(Records from a dataset)
·····

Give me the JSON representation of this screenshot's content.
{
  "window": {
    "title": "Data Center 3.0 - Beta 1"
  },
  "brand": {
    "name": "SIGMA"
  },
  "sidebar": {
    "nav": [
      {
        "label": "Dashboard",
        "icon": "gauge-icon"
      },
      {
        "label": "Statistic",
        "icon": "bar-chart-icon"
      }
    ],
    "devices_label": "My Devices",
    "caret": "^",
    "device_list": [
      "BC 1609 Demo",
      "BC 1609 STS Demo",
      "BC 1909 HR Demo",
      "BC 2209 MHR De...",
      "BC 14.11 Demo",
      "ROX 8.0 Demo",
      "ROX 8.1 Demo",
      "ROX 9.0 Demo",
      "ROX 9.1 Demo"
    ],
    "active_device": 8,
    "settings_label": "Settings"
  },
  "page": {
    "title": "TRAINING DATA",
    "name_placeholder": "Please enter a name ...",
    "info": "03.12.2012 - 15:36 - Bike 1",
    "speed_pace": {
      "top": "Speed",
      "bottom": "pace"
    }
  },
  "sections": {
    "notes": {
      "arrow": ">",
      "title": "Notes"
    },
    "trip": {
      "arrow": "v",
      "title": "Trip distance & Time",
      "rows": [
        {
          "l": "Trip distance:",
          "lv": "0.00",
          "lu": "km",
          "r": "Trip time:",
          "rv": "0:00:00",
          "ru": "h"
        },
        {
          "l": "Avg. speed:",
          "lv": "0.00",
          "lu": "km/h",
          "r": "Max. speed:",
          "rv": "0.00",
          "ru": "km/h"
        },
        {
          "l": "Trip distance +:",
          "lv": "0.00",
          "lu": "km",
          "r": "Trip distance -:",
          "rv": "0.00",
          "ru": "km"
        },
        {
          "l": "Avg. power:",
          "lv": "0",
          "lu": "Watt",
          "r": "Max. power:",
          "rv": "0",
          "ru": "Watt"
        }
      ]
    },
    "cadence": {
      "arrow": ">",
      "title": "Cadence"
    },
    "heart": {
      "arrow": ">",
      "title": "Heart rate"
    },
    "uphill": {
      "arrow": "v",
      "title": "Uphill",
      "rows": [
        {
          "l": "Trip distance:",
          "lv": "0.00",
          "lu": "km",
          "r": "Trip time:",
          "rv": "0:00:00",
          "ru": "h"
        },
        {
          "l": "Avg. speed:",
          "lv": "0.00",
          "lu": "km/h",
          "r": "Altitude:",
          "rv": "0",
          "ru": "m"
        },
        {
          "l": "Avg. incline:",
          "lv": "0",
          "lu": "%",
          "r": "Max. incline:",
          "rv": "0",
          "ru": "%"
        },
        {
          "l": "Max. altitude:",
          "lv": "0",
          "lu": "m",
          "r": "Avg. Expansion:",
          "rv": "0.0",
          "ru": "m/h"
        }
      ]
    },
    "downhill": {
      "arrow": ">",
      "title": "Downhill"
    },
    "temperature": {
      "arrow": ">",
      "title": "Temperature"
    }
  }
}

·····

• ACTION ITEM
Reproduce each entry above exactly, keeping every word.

• PROBLEM SOLUTION
Give me the JSON representation of this screenshot's content.
{
  "window": {
    "title": "Data Center 3.0 - Beta 1"
  },
  "brand": {
    "name": "SIGMA"
  },
  "sidebar": {
    "nav": [
      {
        "label": "Dashboard",
        "icon": "gauge-icon"
      },
      {
        "label": "Statistic",
        "icon": "bar-chart-icon"
      }
    ],
    "devices_label": "My Devices",
    "caret": "^",
    "device_list": [
      "BC 1609 Demo",
      "BC 1609 STS Demo",
      "BC 1909 HR Demo",
      "BC 2209 MHR De...",
      "BC 14.11 Demo",
      "ROX 8.0 Demo",
      "ROX 8.1 Demo",
      "ROX 9.0 Demo",
      "ROX 9.1 Demo"
    ],
    "active_device": 8,
    "settings_label": "Settings"
  },
  "page": {
    "title": "TRAINING DATA",
    "name_placeholder": "Please enter a name ...",
    "info": "03.12.2012 - 15:36 - Bike 1",
    "speed_pace": {
      "top": "Speed",
      "bottom": "pace"
    }
  },
  "sections": {
    "notes": {
      "arrow": ">",
      "title": "Notes"
    },
    "trip": {
      "arrow": "v",
      "title": "Trip distance & Time",
      "rows": [
        {
          "l": "Trip distance:",
          "lv": "0.00",
          "lu": "km",
          "r": "Trip time:",
          "rv": "0:00:00",
          "ru": "h"
        },
        {
          "l": "Avg. speed:",
          "lv": "0.00",
          "lu": "km/h",
          "r": "Max. speed:",
          "rv": "0.00",
          "ru": "km/h"
        },
        {
          "l": "Trip distance +:",
          "lv": "0.00",
          "lu": "km",
          "r": "Trip distance -:",
          "rv": "0.00",
          "ru": "km"
        },
        {
          "l": "Avg. power:",
          "lv": "0",
          "lu": "Watt",
          "r": "Max. power:",
          "rv": "0",
          "ru": "Watt"
        }
      ]
    },
    "cadence": {
      "arrow": ">",
      "title": "Cadence"
    },
    "heart": {
      "arrow": ">",
      "title": "Heart rate"
    },
    "uphill": {
      "arrow": "v",
      "title": "Uphill",
      "rows": [
        {
          "l": "Trip distance:",
          "lv": "0.00",
          "lu": "km",
          "r": "Trip time:",
          "rv": "0:00:00",
          "ru": "h"
        },
        {
          "l": "Avg. speed:",
          "lv": "0.00",
          "lu": "km/h",
          "r": "Altitude:",
          "rv": "0",
          "ru": "m"
        },
        {
          "l": "Avg. incline:",
          "lv": "0",
          "lu": "%",
          "r": "Max. incline:",
          "rv": "0",
          "ru": "%"
        },
        {
          "l": "Max. altitude:",
          "lv": "0",
          "lu": "m",
          "r": "Avg. Expansion:",
          "rv": "0.0",
          "ru": "m/h"
        }
      ]
    },
    "downhill": {
      "arrow": ">",
      "title": "Downhill"
    },
    "temperature": {
      "arrow": ">",
      "title": "Temperature"
    }
  }
}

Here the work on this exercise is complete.